**What is required:** Lines from the entries below that hold "true" form the answer; copy all of them.

[Records contained in a dataset]

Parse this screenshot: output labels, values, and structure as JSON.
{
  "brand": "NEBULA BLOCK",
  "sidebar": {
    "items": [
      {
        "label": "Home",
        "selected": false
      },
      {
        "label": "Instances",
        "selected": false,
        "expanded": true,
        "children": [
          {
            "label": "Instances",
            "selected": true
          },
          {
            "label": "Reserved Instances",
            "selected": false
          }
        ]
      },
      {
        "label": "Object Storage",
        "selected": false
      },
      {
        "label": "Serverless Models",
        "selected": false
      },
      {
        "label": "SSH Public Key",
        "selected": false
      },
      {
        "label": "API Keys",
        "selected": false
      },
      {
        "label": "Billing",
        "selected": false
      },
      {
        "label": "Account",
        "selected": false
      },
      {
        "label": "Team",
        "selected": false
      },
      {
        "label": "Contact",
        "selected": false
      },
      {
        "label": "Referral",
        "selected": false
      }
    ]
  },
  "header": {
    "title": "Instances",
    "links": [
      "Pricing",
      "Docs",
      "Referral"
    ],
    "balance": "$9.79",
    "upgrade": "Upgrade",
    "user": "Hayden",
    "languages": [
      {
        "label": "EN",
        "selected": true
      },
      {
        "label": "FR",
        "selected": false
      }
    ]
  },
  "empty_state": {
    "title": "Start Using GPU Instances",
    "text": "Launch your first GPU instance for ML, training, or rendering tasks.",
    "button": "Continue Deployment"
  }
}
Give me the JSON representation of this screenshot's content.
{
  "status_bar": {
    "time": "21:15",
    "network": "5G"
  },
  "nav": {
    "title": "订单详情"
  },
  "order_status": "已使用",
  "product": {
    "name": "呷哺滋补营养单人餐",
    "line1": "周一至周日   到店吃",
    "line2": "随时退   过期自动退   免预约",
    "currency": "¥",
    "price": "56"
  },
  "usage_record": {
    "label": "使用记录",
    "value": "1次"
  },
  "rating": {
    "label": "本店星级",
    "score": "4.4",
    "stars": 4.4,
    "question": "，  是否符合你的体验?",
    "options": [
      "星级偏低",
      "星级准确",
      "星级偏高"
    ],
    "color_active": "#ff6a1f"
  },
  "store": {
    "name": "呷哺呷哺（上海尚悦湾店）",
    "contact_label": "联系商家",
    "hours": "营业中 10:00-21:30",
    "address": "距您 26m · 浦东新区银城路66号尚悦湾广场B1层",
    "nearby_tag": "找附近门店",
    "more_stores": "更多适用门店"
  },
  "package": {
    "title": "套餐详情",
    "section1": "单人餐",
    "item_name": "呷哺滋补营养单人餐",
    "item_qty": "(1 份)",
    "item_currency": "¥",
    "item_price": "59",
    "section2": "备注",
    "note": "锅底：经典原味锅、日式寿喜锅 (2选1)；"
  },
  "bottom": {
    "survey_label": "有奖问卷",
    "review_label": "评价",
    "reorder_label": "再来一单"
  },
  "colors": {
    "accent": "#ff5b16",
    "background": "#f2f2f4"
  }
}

**Answer to this exercise:**
        "expanded": true,
            "selected": true
        "selected": true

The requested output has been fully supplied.